Data about app and page elements:
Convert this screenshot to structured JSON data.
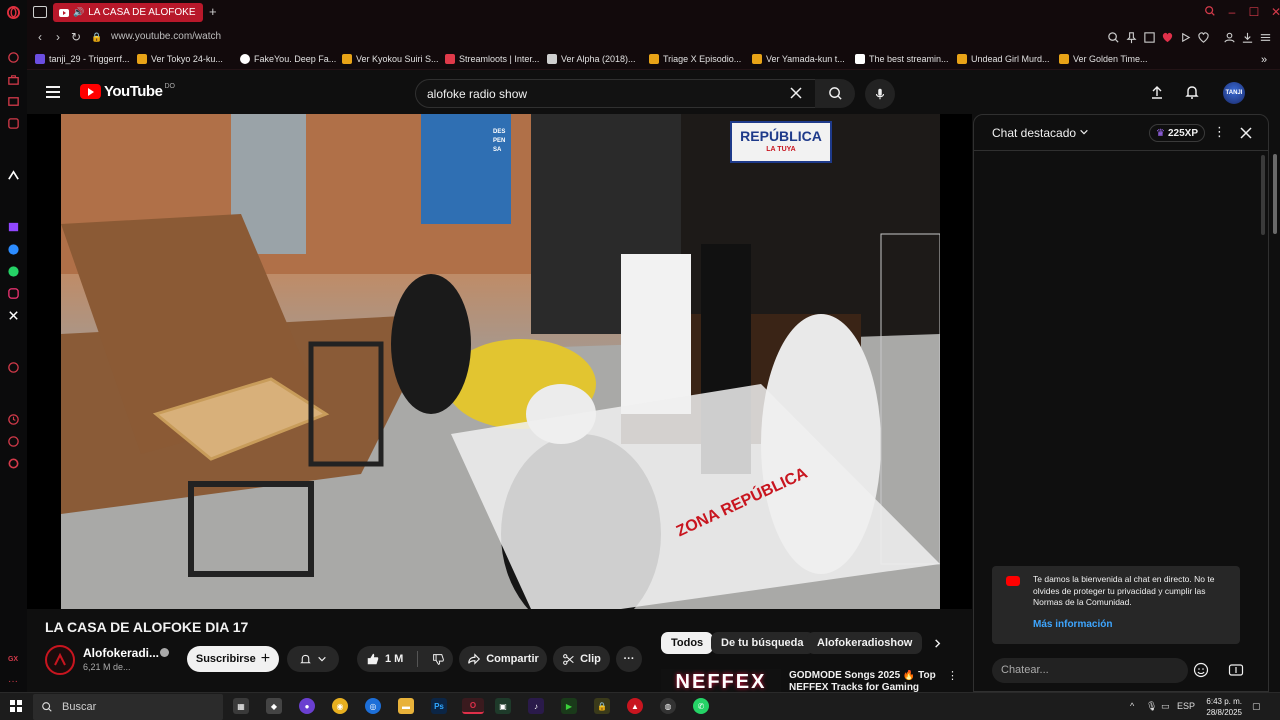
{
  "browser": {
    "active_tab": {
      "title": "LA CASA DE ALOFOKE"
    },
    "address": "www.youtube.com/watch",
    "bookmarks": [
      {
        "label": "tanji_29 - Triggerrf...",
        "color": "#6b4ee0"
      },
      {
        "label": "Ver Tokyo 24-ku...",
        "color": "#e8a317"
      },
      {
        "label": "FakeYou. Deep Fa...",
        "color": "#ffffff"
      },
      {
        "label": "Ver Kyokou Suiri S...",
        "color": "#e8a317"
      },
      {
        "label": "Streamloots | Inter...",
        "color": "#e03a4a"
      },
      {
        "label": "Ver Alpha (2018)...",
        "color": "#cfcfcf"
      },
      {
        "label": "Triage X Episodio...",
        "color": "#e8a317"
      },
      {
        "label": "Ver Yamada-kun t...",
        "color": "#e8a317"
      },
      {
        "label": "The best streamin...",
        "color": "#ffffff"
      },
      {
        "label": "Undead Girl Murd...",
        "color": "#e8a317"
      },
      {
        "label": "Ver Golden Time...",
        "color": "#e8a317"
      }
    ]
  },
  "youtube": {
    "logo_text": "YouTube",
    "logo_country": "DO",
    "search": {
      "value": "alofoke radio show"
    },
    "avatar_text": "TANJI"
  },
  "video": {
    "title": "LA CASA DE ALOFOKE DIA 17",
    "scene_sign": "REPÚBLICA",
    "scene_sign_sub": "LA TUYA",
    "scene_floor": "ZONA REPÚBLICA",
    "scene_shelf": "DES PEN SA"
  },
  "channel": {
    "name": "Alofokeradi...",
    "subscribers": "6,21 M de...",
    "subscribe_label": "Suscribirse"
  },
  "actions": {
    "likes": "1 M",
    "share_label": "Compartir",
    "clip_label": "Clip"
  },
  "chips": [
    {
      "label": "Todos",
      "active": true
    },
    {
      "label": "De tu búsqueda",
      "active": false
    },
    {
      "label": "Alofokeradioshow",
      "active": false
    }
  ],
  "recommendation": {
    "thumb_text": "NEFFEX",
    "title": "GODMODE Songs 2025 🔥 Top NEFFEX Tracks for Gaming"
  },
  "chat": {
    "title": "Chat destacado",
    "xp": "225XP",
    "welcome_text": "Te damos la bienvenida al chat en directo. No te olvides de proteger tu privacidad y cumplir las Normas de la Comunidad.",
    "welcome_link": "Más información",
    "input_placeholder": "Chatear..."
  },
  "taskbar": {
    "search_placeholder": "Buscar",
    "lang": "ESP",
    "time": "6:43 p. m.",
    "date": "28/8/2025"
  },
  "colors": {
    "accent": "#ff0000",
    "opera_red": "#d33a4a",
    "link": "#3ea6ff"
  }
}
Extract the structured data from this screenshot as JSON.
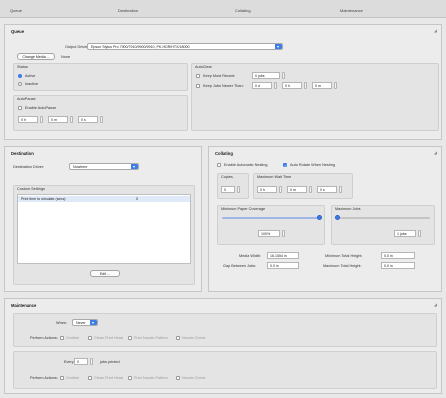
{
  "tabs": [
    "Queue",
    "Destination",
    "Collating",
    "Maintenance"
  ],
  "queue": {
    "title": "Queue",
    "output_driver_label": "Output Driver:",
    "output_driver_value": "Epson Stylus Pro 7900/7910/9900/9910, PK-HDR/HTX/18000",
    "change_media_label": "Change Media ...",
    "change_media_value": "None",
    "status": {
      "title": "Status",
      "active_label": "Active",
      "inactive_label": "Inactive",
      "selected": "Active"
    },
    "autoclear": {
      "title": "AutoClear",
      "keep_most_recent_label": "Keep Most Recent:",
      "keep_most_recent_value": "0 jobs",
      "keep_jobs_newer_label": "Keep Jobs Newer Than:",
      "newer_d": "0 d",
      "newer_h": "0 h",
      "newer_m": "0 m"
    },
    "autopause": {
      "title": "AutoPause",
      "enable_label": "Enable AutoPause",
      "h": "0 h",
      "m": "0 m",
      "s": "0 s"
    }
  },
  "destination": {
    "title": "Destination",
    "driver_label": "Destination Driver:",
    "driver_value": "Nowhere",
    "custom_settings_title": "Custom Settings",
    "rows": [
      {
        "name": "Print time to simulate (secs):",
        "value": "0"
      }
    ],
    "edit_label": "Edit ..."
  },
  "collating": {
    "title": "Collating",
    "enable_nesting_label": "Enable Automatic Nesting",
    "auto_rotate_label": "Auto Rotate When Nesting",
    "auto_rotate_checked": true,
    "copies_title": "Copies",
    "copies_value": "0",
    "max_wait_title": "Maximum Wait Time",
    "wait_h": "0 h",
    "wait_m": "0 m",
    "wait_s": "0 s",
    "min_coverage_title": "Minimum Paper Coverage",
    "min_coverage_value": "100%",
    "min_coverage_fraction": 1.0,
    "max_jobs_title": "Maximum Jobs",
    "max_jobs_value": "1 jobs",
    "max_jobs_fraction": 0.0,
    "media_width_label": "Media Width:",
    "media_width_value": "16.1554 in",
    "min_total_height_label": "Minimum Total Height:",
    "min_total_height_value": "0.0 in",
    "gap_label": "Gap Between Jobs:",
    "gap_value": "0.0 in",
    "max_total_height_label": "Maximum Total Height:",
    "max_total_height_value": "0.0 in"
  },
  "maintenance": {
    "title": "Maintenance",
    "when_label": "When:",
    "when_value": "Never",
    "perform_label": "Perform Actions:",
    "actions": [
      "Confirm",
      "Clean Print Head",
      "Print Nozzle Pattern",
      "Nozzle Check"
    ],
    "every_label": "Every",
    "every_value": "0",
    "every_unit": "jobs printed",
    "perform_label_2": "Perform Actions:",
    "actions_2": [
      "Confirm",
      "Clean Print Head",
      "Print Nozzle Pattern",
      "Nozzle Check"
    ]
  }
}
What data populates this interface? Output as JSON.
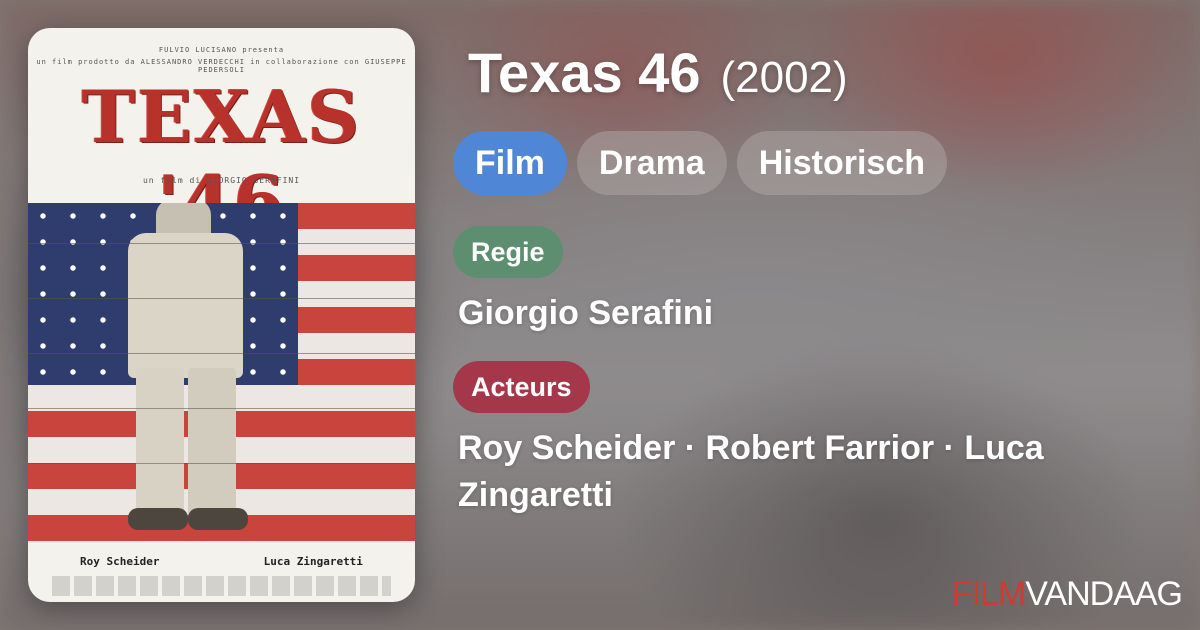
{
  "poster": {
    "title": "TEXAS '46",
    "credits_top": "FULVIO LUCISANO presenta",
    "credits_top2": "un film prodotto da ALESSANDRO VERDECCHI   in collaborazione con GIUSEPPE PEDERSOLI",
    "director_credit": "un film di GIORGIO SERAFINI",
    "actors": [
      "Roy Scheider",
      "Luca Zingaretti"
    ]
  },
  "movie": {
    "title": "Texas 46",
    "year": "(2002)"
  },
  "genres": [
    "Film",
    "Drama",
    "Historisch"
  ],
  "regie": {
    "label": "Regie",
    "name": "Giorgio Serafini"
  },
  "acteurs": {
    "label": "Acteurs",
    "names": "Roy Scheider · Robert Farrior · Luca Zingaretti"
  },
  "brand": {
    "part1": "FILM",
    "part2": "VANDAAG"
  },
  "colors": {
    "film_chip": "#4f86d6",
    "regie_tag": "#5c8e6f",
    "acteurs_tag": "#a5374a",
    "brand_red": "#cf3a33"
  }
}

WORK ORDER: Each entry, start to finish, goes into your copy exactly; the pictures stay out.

RESULT FOR THIS TASK:
Convert this screenshot to structured JSON data.
{
  "browser": {
    "active_tab": {
      "title": "LA CASA DE ALOFOKE"
    },
    "address": "www.youtube.com/watch",
    "bookmarks": [
      {
        "label": "tanji_29 - Triggerrf...",
        "color": "#6b4ee0"
      },
      {
        "label": "Ver Tokyo 24-ku...",
        "color": "#e8a317"
      },
      {
        "label": "FakeYou. Deep Fa...",
        "color": "#ffffff"
      },
      {
        "label": "Ver Kyokou Suiri S...",
        "color": "#e8a317"
      },
      {
        "label": "Streamloots | Inter...",
        "color": "#e03a4a"
      },
      {
        "label": "Ver Alpha (2018)...",
        "color": "#cfcfcf"
      },
      {
        "label": "Triage X Episodio...",
        "color": "#e8a317"
      },
      {
        "label": "Ver Yamada-kun t...",
        "color": "#e8a317"
      },
      {
        "label": "The best streamin...",
        "color": "#ffffff"
      },
      {
        "label": "Undead Girl Murd...",
        "color": "#e8a317"
      },
      {
        "label": "Ver Golden Time...",
        "color": "#e8a317"
      }
    ]
  },
  "youtube": {
    "logo_text": "YouTube",
    "logo_country": "DO",
    "search": {
      "value": "alofoke radio show"
    },
    "avatar_text": "TANJI"
  },
  "video": {
    "title": "LA CASA DE ALOFOKE DIA 17",
    "scene_sign": "REPÚBLICA",
    "scene_sign_sub": "LA TUYA",
    "scene_floor": "ZONA REPÚBLICA",
    "scene_shelf": "DES PEN SA"
  },
  "channel": {
    "name": "Alofokeradi...",
    "subscribers": "6,21 M de...",
    "subscribe_label": "Suscribirse"
  },
  "actions": {
    "likes": "1 M",
    "share_label": "Compartir",
    "clip_label": "Clip"
  },
  "chips": [
    {
      "label": "Todos",
      "active": true
    },
    {
      "label": "De tu búsqueda",
      "active": false
    },
    {
      "label": "Alofokeradioshow",
      "active": false
    }
  ],
  "recommendation": {
    "thumb_text": "NEFFEX",
    "title": "GODMODE Songs 2025 🔥 Top NEFFEX Tracks for Gaming"
  },
  "chat": {
    "title": "Chat destacado",
    "xp": "225XP",
    "welcome_text": "Te damos la bienvenida al chat en directo. No te olvides de proteger tu privacidad y cumplir las Normas de la Comunidad.",
    "welcome_link": "Más información",
    "input_placeholder": "Chatear..."
  },
  "taskbar": {
    "search_placeholder": "Buscar",
    "lang": "ESP",
    "time": "6:43 p. m.",
    "date": "28/8/2025"
  },
  "colors": {
    "accent": "#ff0000",
    "opera_red": "#d33a4a",
    "link": "#3ea6ff"
  }
}
Extract the structured data from this screenshot as JSON.
{
  "tabs": [
    "Queue",
    "Destination",
    "Collating",
    "Maintenance"
  ],
  "queue": {
    "title": "Queue",
    "output_driver_label": "Output Driver:",
    "output_driver_value": "Epson Stylus Pro 7900/7910/9900/9910, PK-HDR/HTX/18000",
    "change_media_label": "Change Media ...",
    "change_media_value": "None",
    "status": {
      "title": "Status",
      "active_label": "Active",
      "inactive_label": "Inactive",
      "selected": "Active"
    },
    "autoclear": {
      "title": "AutoClear",
      "keep_most_recent_label": "Keep Most Recent:",
      "keep_most_recent_value": "0 jobs",
      "keep_jobs_newer_label": "Keep Jobs Newer Than:",
      "newer_d": "0 d",
      "newer_h": "0 h",
      "newer_m": "0 m"
    },
    "autopause": {
      "title": "AutoPause",
      "enable_label": "Enable AutoPause",
      "h": "0 h",
      "m": "0 m",
      "s": "0 s"
    }
  },
  "destination": {
    "title": "Destination",
    "driver_label": "Destination Driver:",
    "driver_value": "Nowhere",
    "custom_settings_title": "Custom Settings",
    "rows": [
      {
        "name": "Print time to simulate (secs):",
        "value": "0"
      }
    ],
    "edit_label": "Edit ..."
  },
  "collating": {
    "title": "Collating",
    "enable_nesting_label": "Enable Automatic Nesting",
    "auto_rotate_label": "Auto Rotate When Nesting",
    "auto_rotate_checked": true,
    "copies_title": "Copies",
    "copies_value": "0",
    "max_wait_title": "Maximum Wait Time",
    "wait_h": "0 h",
    "wait_m": "0 m",
    "wait_s": "0 s",
    "min_coverage_title": "Minimum Paper Coverage",
    "min_coverage_value": "100%",
    "min_coverage_fraction": 1.0,
    "max_jobs_title": "Maximum Jobs",
    "max_jobs_value": "1 jobs",
    "max_jobs_fraction": 0.0,
    "media_width_label": "Media Width:",
    "media_width_value": "16.1554 in",
    "min_total_height_label": "Minimum Total Height:",
    "min_total_height_value": "0.0 in",
    "gap_label": "Gap Between Jobs:",
    "gap_value": "0.0 in",
    "max_total_height_label": "Maximum Total Height:",
    "max_total_height_value": "0.0 in"
  },
  "maintenance": {
    "title": "Maintenance",
    "when_label": "When:",
    "when_value": "Never",
    "perform_label": "Perform Actions:",
    "actions": [
      "Confirm",
      "Clean Print Head",
      "Print Nozzle Pattern",
      "Nozzle Check"
    ],
    "every_label": "Every",
    "every_value": "0",
    "every_unit": "jobs printed",
    "perform_label_2": "Perform Actions:",
    "actions_2": [
      "Confirm",
      "Clean Print Head",
      "Print Nozzle Pattern",
      "Nozzle Check"
    ]
  }
}
What data populates this interface? Output as JSON.
{
  "poster": {
    "title": "TEXAS '46",
    "credits_top": "FULVIO LUCISANO presenta",
    "credits_top2": "un film prodotto da ALESSANDRO VERDECCHI   in collaborazione con GIUSEPPE PEDERSOLI",
    "director_credit": "un film di GIORGIO SERAFINI",
    "actors": [
      "Roy Scheider",
      "Luca Zingaretti"
    ]
  },
  "movie": {
    "title": "Texas 46",
    "year": "(2002)"
  },
  "genres": [
    "Film",
    "Drama",
    "Historisch"
  ],
  "regie": {
    "label": "Regie",
    "name": "Giorgio Serafini"
  },
  "acteurs": {
    "label": "Acteurs",
    "names": "Roy Scheider · Robert Farrior · Luca Zingaretti"
  },
  "brand": {
    "part1": "FILM",
    "part2": "VANDAAG"
  },
  "colors": {
    "film_chip": "#4f86d6",
    "regie_tag": "#5c8e6f",
    "acteurs_tag": "#a5374a",
    "brand_red": "#cf3a33"
  }
}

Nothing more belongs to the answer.